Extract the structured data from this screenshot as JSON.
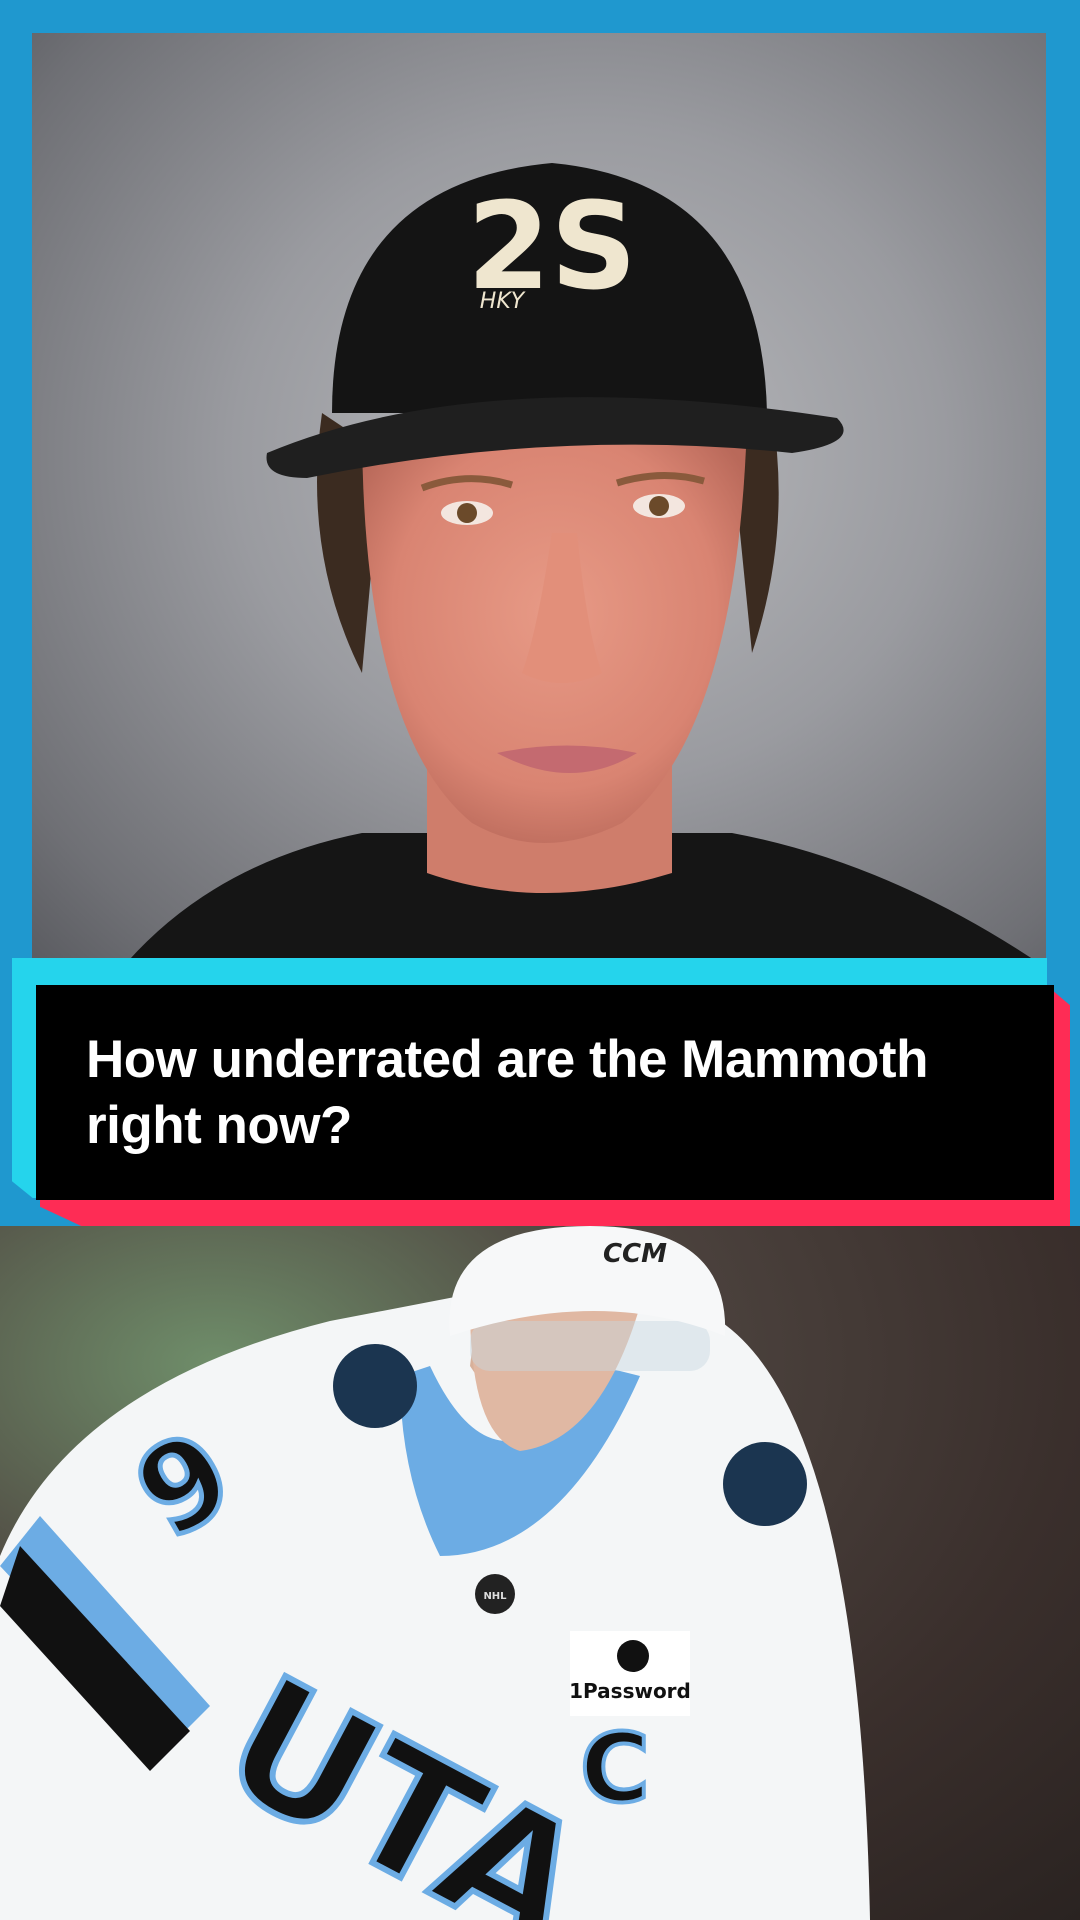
{
  "caption": {
    "text": "How underrated are the Mammoth right now?"
  },
  "webcam": {
    "cap_logo": "2S",
    "cap_sublogo": "HKY"
  },
  "player": {
    "helmet_brand": "CCM",
    "jersey_number": "9",
    "jersey_text": "UTA",
    "captain_letter": "C",
    "sponsor_patch": "1Password",
    "league_logo": "NHL"
  },
  "colors": {
    "background": "#1f98cf",
    "caption_cyan": "#25d4ec",
    "caption_red": "#fe2c55",
    "caption_box": "#000000",
    "jersey_blue": "#6cace4"
  }
}
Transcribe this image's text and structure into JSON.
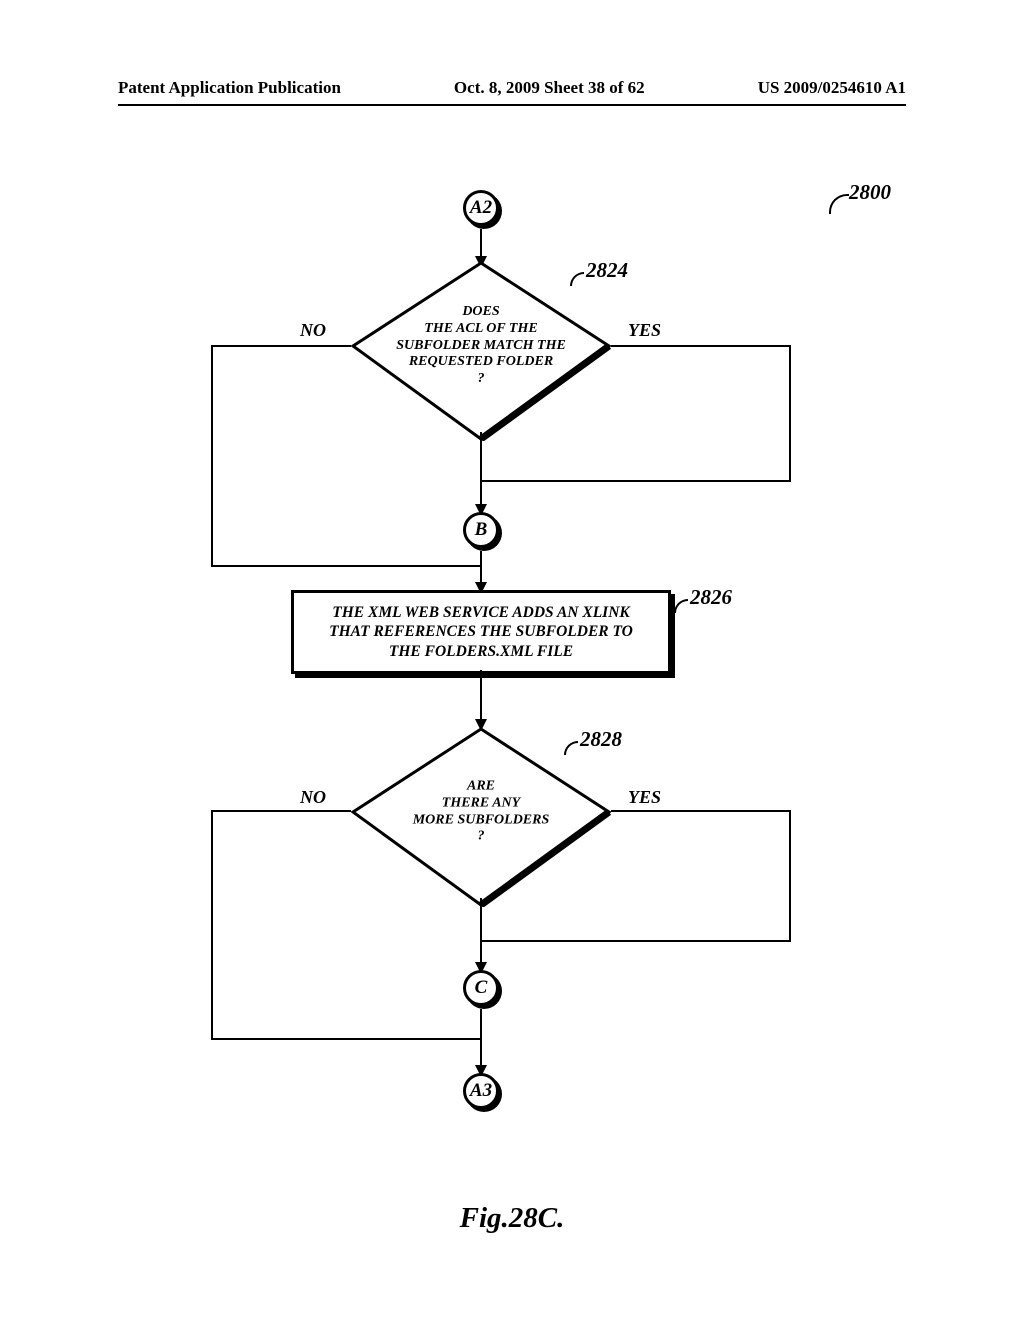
{
  "header": {
    "left": "Patent Application Publication",
    "center": "Oct. 8, 2009  Sheet 38 of 62",
    "right": "US 2009/0254610 A1"
  },
  "flowchart_ref": "2800",
  "connectors": {
    "a2": "A2",
    "b": "B",
    "c": "C",
    "a3": "A3"
  },
  "decisions": {
    "d1": {
      "text": "DOES\nTHE ACL OF THE\nSUBFOLDER MATCH THE\nREQUESTED FOLDER\n?",
      "ref": "2824",
      "no": "NO",
      "yes": "YES"
    },
    "d2": {
      "text": "ARE\nTHERE ANY\nMORE SUBFOLDERS\n?",
      "ref": "2828",
      "no": "NO",
      "yes": "YES"
    }
  },
  "processes": {
    "p1": {
      "text": "THE XML WEB SERVICE ADDS AN XLINK THAT REFERENCES THE SUBFOLDER TO THE FOLDERS.XML FILE",
      "ref": "2826"
    }
  },
  "figure": "Fig.28C."
}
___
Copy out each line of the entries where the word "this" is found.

Extract the structured data from this screenshot as JSON.
Transcribe this image's text and structure into JSON.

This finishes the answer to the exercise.